Goal of the exercise
Pictures stay out; please output the remaining data exactly.
***
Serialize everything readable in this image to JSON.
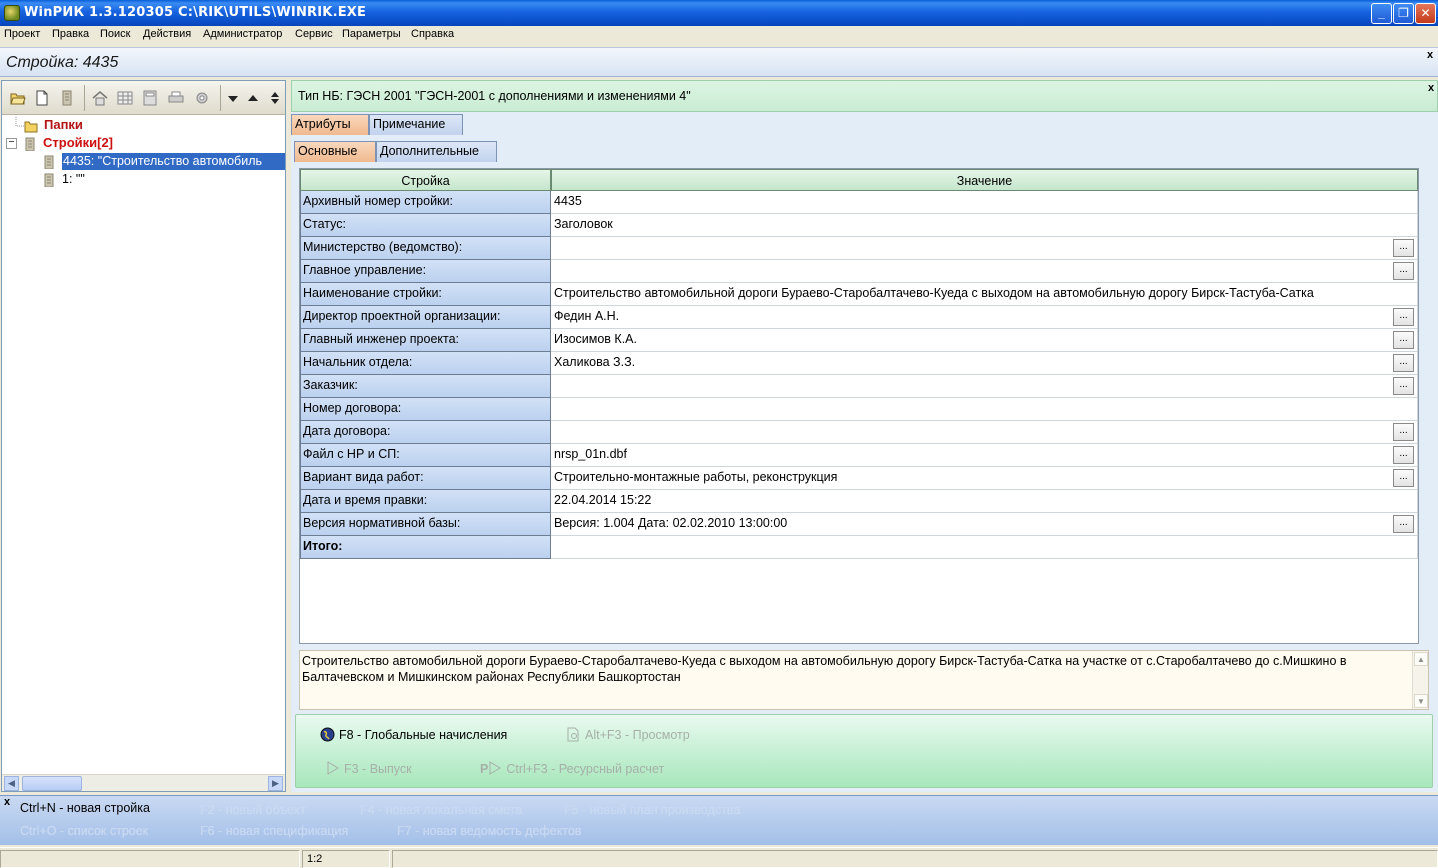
{
  "window": {
    "title": "WinРИК 1.3.120305   C:\\RIK\\UTILS\\WINRIK.EXE",
    "minimize": "_",
    "maximize": "❐",
    "close": "✕"
  },
  "menu": [
    "Проект",
    "Правка",
    "Поиск",
    "Действия",
    "Администратор",
    "Сервис",
    "Параметры",
    "Справка"
  ],
  "project_header": {
    "title": "Стройка: 4435",
    "close": "x"
  },
  "tree": {
    "folders": "Папки",
    "objects": "Стройки[2]",
    "items": [
      "4435: \"Строительство автомобиль",
      "1: \"\""
    ]
  },
  "right": {
    "nb_type": "Тип НБ: ГЭСН 2001 \"ГЭСН-2001 с дополнениями и изменениями 4\"",
    "close": "x",
    "tabs": [
      "Атрибуты",
      "Примечание"
    ],
    "subtabs": [
      "Основные",
      "Дополнительные"
    ],
    "grid_headers": [
      "Стройка",
      "Значение"
    ],
    "rows": [
      {
        "label": "Архивный номер стройки:",
        "value": "4435"
      },
      {
        "label": "Статус:",
        "value": "Заголовок"
      },
      {
        "label": "Министерство (ведомство):",
        "value": ""
      },
      {
        "label": "Главное управление:",
        "value": ""
      },
      {
        "label": "Наименование стройки:",
        "value": "Строительство автомобильной дороги Бураево-Старобалтачево-Куеда с выходом на автомобильную дорогу Бирск-Тастуба-Сатка"
      },
      {
        "label": "Директор проектной организации:",
        "value": "Федин А.Н."
      },
      {
        "label": "Главный инженер проекта:",
        "value": "Изосимов К.А."
      },
      {
        "label": "Начальник отдела:",
        "value": "Халикова З.З."
      },
      {
        "label": "Заказчик:",
        "value": ""
      },
      {
        "label": "Номер договора:",
        "value": ""
      },
      {
        "label": "Дата договора:",
        "value": ""
      },
      {
        "label": "Файл с НР и СП:",
        "value": "nrsp_01n.dbf"
      },
      {
        "label": "Вариант вида работ:",
        "value": "Строительно-монтажные работы, реконструкция"
      },
      {
        "label": "Дата и время правки:",
        "value": "22.04.2014  15:22"
      },
      {
        "label": "Версия нормативной базы:",
        "value": "Версия: 1.004   Дата: 02.02.2010 13:00:00"
      },
      {
        "label": "Итого:",
        "value": ""
      }
    ],
    "ellipsis": "...",
    "note": "Строительство автомобильной дороги Бураево-Старобалтачево-Куеда с выходом на автомобильную дорогу Бирск-Тастуба-Сатка на участке от с.Старобалтачево до с.Мишкино в Балтачевском и Мишкинском районах Республики Башкортостан",
    "actions": {
      "global": "F8 - Глобальные начисления",
      "preview": "Alt+F3 - Просмотр",
      "release": "F3 - Выпуск",
      "resource": "Ctrl+F3 - Ресурсный расчет"
    }
  },
  "hints": {
    "close": "x",
    "new_project": "Ctrl+N - новая стройка",
    "new_object": "F2 - новый объект",
    "new_local": "F4 - новая локальная смета",
    "new_plan": "F5 - новый план производства",
    "list": "Ctrl+O - список строек",
    "new_spec": "F6 - новая спецификация",
    "new_defects": "F7 - новая ведомость дефектов"
  },
  "status": {
    "position": "1:2"
  },
  "colors": {
    "title_bar": "#0a4ec7",
    "tree_selected": "#316ac5",
    "tree_red": "#cc1010",
    "label_cell": "#c5d7f1",
    "action_panel": "#b9ecc8"
  }
}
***
Task solution
Serialize everything readable in this image to JSON.
{
  "window": {
    "title": "WinРИК 1.3.120305   C:\\RIK\\UTILS\\WINRIK.EXE",
    "minimize": "_",
    "maximize": "❐",
    "close": "✕"
  },
  "menu": [
    "Проект",
    "Правка",
    "Поиск",
    "Действия",
    "Администратор",
    "Сервис",
    "Параметры",
    "Справка"
  ],
  "project_header": {
    "title": "Стройка: 4435",
    "close": "x"
  },
  "tree": {
    "folders": "Папки",
    "objects": "Стройки[2]",
    "items": [
      "4435: \"Строительство автомобиль",
      "1: \"\""
    ]
  },
  "right": {
    "nb_type": "Тип НБ: ГЭСН 2001 \"ГЭСН-2001 с дополнениями и изменениями 4\"",
    "close": "x",
    "tabs": [
      "Атрибуты",
      "Примечание"
    ],
    "subtabs": [
      "Основные",
      "Дополнительные"
    ],
    "grid_headers": [
      "Стройка",
      "Значение"
    ],
    "rows": [
      {
        "label": "Архивный номер стройки:",
        "value": "4435"
      },
      {
        "label": "Статус:",
        "value": "Заголовок"
      },
      {
        "label": "Министерство (ведомство):",
        "value": ""
      },
      {
        "label": "Главное управление:",
        "value": ""
      },
      {
        "label": "Наименование стройки:",
        "value": "Строительство автомобильной дороги Бураево-Старобалтачево-Куеда с выходом на автомобильную дорогу Бирск-Тастуба-Сатка"
      },
      {
        "label": "Директор проектной организации:",
        "value": "Федин А.Н."
      },
      {
        "label": "Главный инженер проекта:",
        "value": "Изосимов К.А."
      },
      {
        "label": "Начальник отдела:",
        "value": "Халикова З.З."
      },
      {
        "label": "Заказчик:",
        "value": ""
      },
      {
        "label": "Номер договора:",
        "value": ""
      },
      {
        "label": "Дата договора:",
        "value": ""
      },
      {
        "label": "Файл с НР и СП:",
        "value": "nrsp_01n.dbf"
      },
      {
        "label": "Вариант вида работ:",
        "value": "Строительно-монтажные работы, реконструкция"
      },
      {
        "label": "Дата и время правки:",
        "value": "22.04.2014  15:22"
      },
      {
        "label": "Версия нормативной базы:",
        "value": "Версия: 1.004   Дата: 02.02.2010 13:00:00"
      },
      {
        "label": "Итого:",
        "value": ""
      }
    ],
    "ellipsis": "...",
    "note": "Строительство автомобильной дороги Бураево-Старобалтачево-Куеда с выходом на автомобильную дорогу Бирск-Тастуба-Сатка на участке от с.Старобалтачево до с.Мишкино в Балтачевском и Мишкинском районах Республики Башкортостан",
    "actions": {
      "global": "F8 - Глобальные начисления",
      "preview": "Alt+F3 - Просмотр",
      "release": "F3 - Выпуск",
      "resource": "Ctrl+F3 - Ресурсный расчет"
    }
  },
  "hints": {
    "close": "x",
    "new_project": "Ctrl+N - новая стройка",
    "new_object": "F2 - новый объект",
    "new_local": "F4 - новая локальная смета",
    "new_plan": "F5 - новый план производства",
    "list": "Ctrl+O - список строек",
    "new_spec": "F6 - новая спецификация",
    "new_defects": "F7 - новая ведомость дефектов"
  },
  "status": {
    "position": "1:2"
  },
  "colors": {
    "title_bar": "#0a4ec7",
    "tree_selected": "#316ac5",
    "tree_red": "#cc1010",
    "label_cell": "#c5d7f1",
    "action_panel": "#b9ecc8"
  }
}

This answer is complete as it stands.